The choreography starts slow with in and out, arms like giant jaws closing and opening around our heads. We throw our hand out to the side, both hands hit our thighs and we plunge our arms above our heads as if to be saved from drowning. Open palms turn to fists. We walk sideways, hips just barely rolling down one at a time. We draw our arms down to embrace our invisible partner, chest raised on one side, and turn. Slap both hands on our chest, thighs and raise our arms high again with serious attention.
And then Juan asks the people in the back row to come up front. He looks at my feet. Shit. I quickly ask for forgiveness and get right next to him in the mirror.
His passion is contagious. My facial expression shifts with his. I feel a glimpse of what a Spanish flamenco dancer might feel like. We all move together in the intimate studio, almost touching the front mirror. It is as if we are one.
The class ends and we file out of the studio. Everyone looks pleased. A rack of skirts and scarves awaits us. Jesus shows me the skirt that Laurel Sonne bought from him on one of her trips to Seville. I am tracing her footsteps. A long fringe scarf my eye, and in the studio mirror Jesus shows me five ways to wear it on my hips, shoulders and chest. I buy it to add to my collection of cherished costumes back home. Jesus kisses on my cheeks as I leave. It’s as if I am leaving a place I have been many times before. Less than three hours passed, and so much changed.
A cloud carries me away from the studio. The colors outside are richer. My smile is inescapable. Everything is music. I go to have lunch in a vegan restaurant called Gaia and then drink wine in Triana with my mother.

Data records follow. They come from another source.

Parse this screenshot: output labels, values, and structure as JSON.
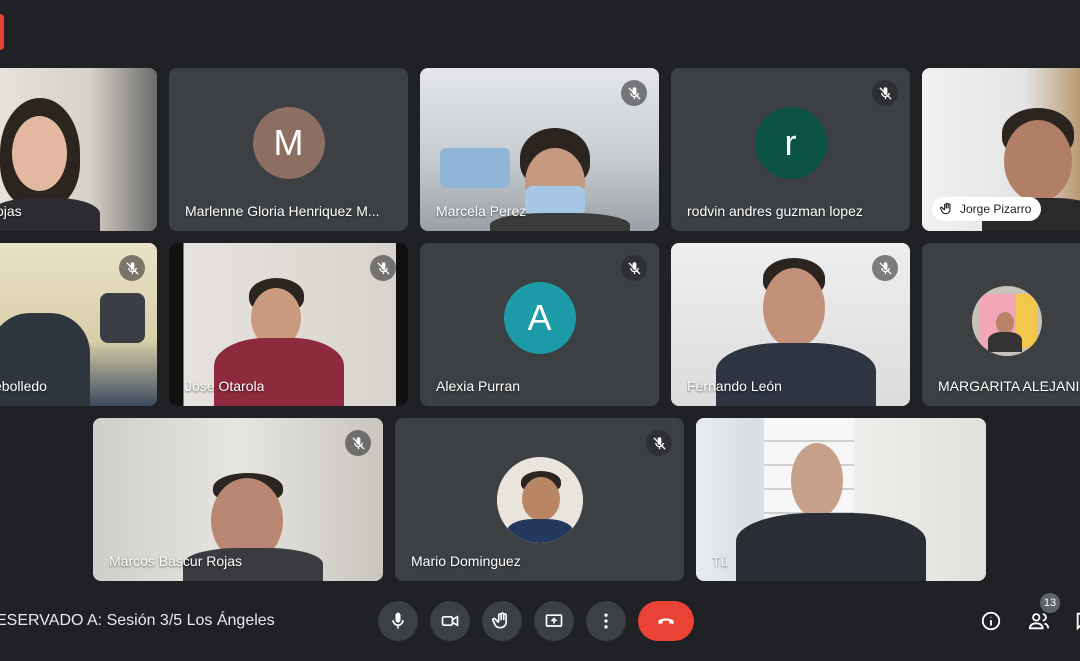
{
  "meeting": {
    "title": "ESERVADO A: Sesión 3/5 Los Ángeles"
  },
  "participants": [
    {
      "name": "ojas"
    },
    {
      "name": "Marlenne Gloria Henriquez M...",
      "initial": "M",
      "color": "#8d6e63"
    },
    {
      "name": "Marcela Perez"
    },
    {
      "name": "rodvin andres guzman lopez",
      "initial": "r",
      "color": "#0b5345"
    },
    {
      "name": "Jorge Pizarro",
      "hand_raised": true
    },
    {
      "name": "ebolledo"
    },
    {
      "name": "Jose Otarola"
    },
    {
      "name": "Alexia Purran",
      "initial": "A",
      "color": "#1e9ba8"
    },
    {
      "name": "Fernando León"
    },
    {
      "name": "MARGARITA ALEJANI"
    },
    {
      "name": "Marcos Bascur Rojas"
    },
    {
      "name": "Mario Dominguez"
    },
    {
      "name": "Tú"
    }
  ],
  "participants_count": "13",
  "colors": {
    "end_call": "#ea4335",
    "active_speaker_border": "#8ab4f8",
    "background": "#202124"
  }
}
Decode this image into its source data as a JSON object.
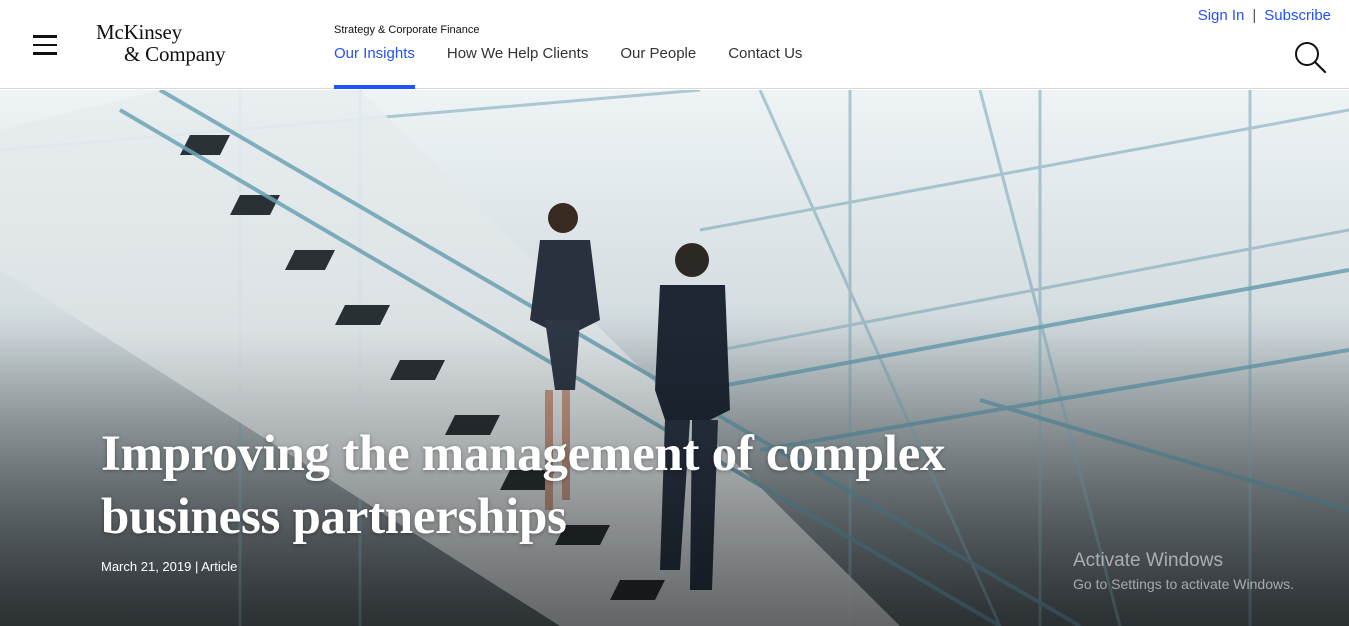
{
  "header": {
    "logo_line1": "McKinsey",
    "logo_line2": "& Company",
    "section_label": "Strategy & Corporate Finance",
    "nav": [
      {
        "label": "Our Insights",
        "active": true
      },
      {
        "label": "How We Help Clients",
        "active": false
      },
      {
        "label": "Our People",
        "active": false
      },
      {
        "label": "Contact Us",
        "active": false
      }
    ],
    "sign_in": "Sign In",
    "separator": "|",
    "subscribe": "Subscribe"
  },
  "hero": {
    "title_line1": "Improving the management of complex",
    "title_line2": "business partnerships",
    "meta": "March 21, 2019 | Article"
  },
  "watermark": {
    "line1": "Activate Windows",
    "line2": "Go to Settings to activate Windows."
  },
  "colors": {
    "accent": "#2251ff",
    "text": "#222222",
    "hero_text": "#ffffff"
  },
  "icons": [
    "menu-icon",
    "search-icon"
  ]
}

And soon it is time for another flamenco class. Angel’s studio in Triana feels different. It looks like the students have been here longer than one week, and the turn class will probably be the last one of their day. The studio is full of students finishing another class.

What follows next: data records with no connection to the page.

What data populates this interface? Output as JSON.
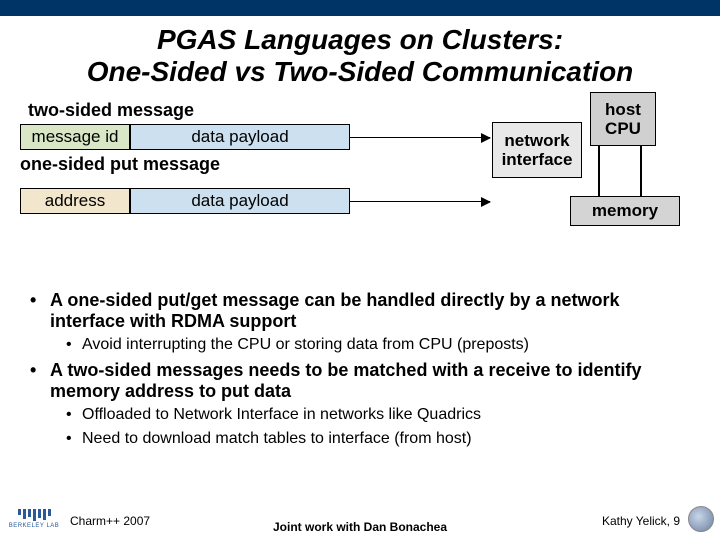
{
  "title_line1": "PGAS Languages on Clusters:",
  "title_line2": "One-Sided vs Two-Sided Communication",
  "diagram": {
    "two_sided_label": "two-sided message",
    "message_id": "message id",
    "data_payload": "data payload",
    "one_sided_label": "one-sided put message",
    "address": "address",
    "network_interface": "network\ninterface",
    "host_cpu": "host\nCPU",
    "memory": "memory"
  },
  "bullets": {
    "b1a": "A one-sided put/get message can be handled directly by a network interface with RDMA support",
    "b2a": "Avoid interrupting the CPU or storing data from CPU (preposts)",
    "b1b": "A two-sided messages needs to be matched with a receive to identify memory address to put data",
    "b2b": "Offloaded to Network Interface in networks like Quadrics",
    "b2c": "Need to download match tables to interface (from host)"
  },
  "footer": {
    "left": "Charm++ 2007",
    "center": "Joint work with Dan Bonachea",
    "right": "Kathy Yelick,  9"
  }
}
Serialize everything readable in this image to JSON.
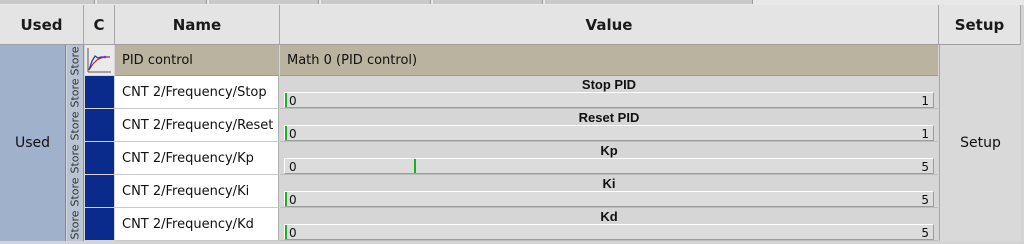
{
  "header": {
    "used": "Used",
    "c": "C",
    "name": "Name",
    "value": "Value",
    "setup": "Setup"
  },
  "used_label": "Used",
  "setup_label": "Setup",
  "store_label": "Store",
  "rows": [
    {
      "name": "PID control",
      "value": "Math 0 (PID control)"
    },
    {
      "name": "CNT 2/Frequency/Stop",
      "title": "Stop PID",
      "min": "0",
      "max": "1",
      "current": 0
    },
    {
      "name": "CNT 2/Frequency/Reset",
      "title": "Reset PID",
      "min": "0",
      "max": "1",
      "current": 0
    },
    {
      "name": "CNT 2/Frequency/Kp",
      "title": "Kp",
      "min": "0",
      "max": "5",
      "current": 1
    },
    {
      "name": "CNT 2/Frequency/Ki",
      "title": "Ki",
      "min": "0",
      "max": "5",
      "current": 0
    },
    {
      "name": "CNT 2/Frequency/Kd",
      "title": "Kd",
      "min": "0",
      "max": "5",
      "current": 0
    }
  ],
  "colors": {
    "used_bg": "#9fb1cb",
    "channel": "#0a2a8c",
    "indicator": "#19b419",
    "pid_row": "#b9b39f"
  }
}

Bruna welcomes me in the sunny office. I thank her and Angel for allowing me to drop in and take a photo to send to Laurel. I apologized in advance for dancing barefoot. Bruna suggests dancing in my sandals, but I know they will not stay on while turning. I just say “Ok” and bring the sandals into the back row of the studio.

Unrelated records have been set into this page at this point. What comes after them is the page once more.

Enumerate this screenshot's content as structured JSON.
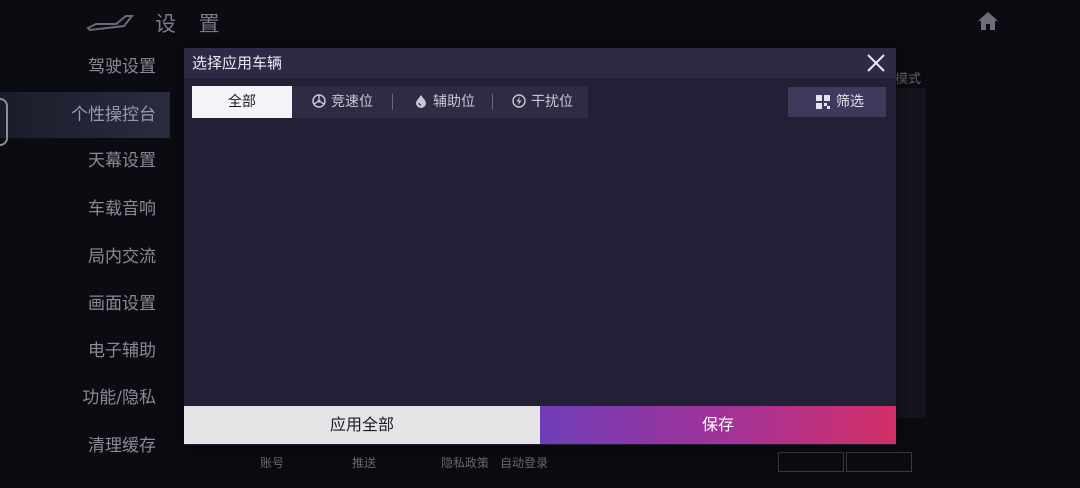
{
  "background": {
    "page_title": "设 置",
    "sidebar_items": [
      "驾驶设置",
      "个性操控台",
      "天幕设置",
      "车载音响",
      "局内交流",
      "画面设置",
      "电子辅助",
      "功能/隐私",
      "清理缓存"
    ],
    "active_item_index": 1,
    "right_hint": "模式",
    "bottom_labels": [
      "账号",
      "推送",
      "隐私政策",
      "自动登录"
    ]
  },
  "modal": {
    "title": "选择应用车辆",
    "tabs": [
      {
        "label": "全部",
        "icon": null,
        "active": true
      },
      {
        "label": "竞速位",
        "icon": "wheel-icon",
        "active": false
      },
      {
        "label": "辅助位",
        "icon": "drop-icon",
        "active": false
      },
      {
        "label": "干扰位",
        "icon": "bolt-icon",
        "active": false
      }
    ],
    "filter_label": "筛选",
    "filter_icon": "grid-filter-icon",
    "apply_all_label": "应用全部",
    "save_label": "保存"
  },
  "colors": {
    "modal_bg": "#231f37",
    "save_gradient": [
      "#6f3db8",
      "#a53296",
      "#d42f68"
    ]
  }
}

We jump right in to the turns. Angel raises himself up on one toe and does a quarter turn, then a half turn, and then a full turn. His form was angelic, so straight and perfect. And then he adds footwork.
Toe heel, toe heel, step back in preparation, and turn.
And then we add the arms. We change directions, switching between half and full and quarter turns. We are starting to get it, and then he stops the class. He wants us to do the step for him one by one and give us personal feedback. Inside my head I refuse to get nervous, and trust my body. Angel claps and counts the rhythm out for each of us. His claps are so powerful and encouraging that we cannot hear any other rhythm but his.
It is my turn. Angel tells me to stay forward. I did not realize that I was leaning back. He says it again in English. Stay forward.
And the footwork gets harder. Again, I refuse to feel inferior. I focus on replicating the teacher even when losing my balance and the steps.
Bruna brings a chair into the studio so my mother can watch. She glows.
The one-hour class ends with applause, and quickly shake off the feeling that I was not good enough to be in the class. When we did the new step for Angel one by one, it was clear that we were all as good as we could be at that moment, and we were on our way to getting better and better.
My legs are tired. My feet feel strange. My heart is happy.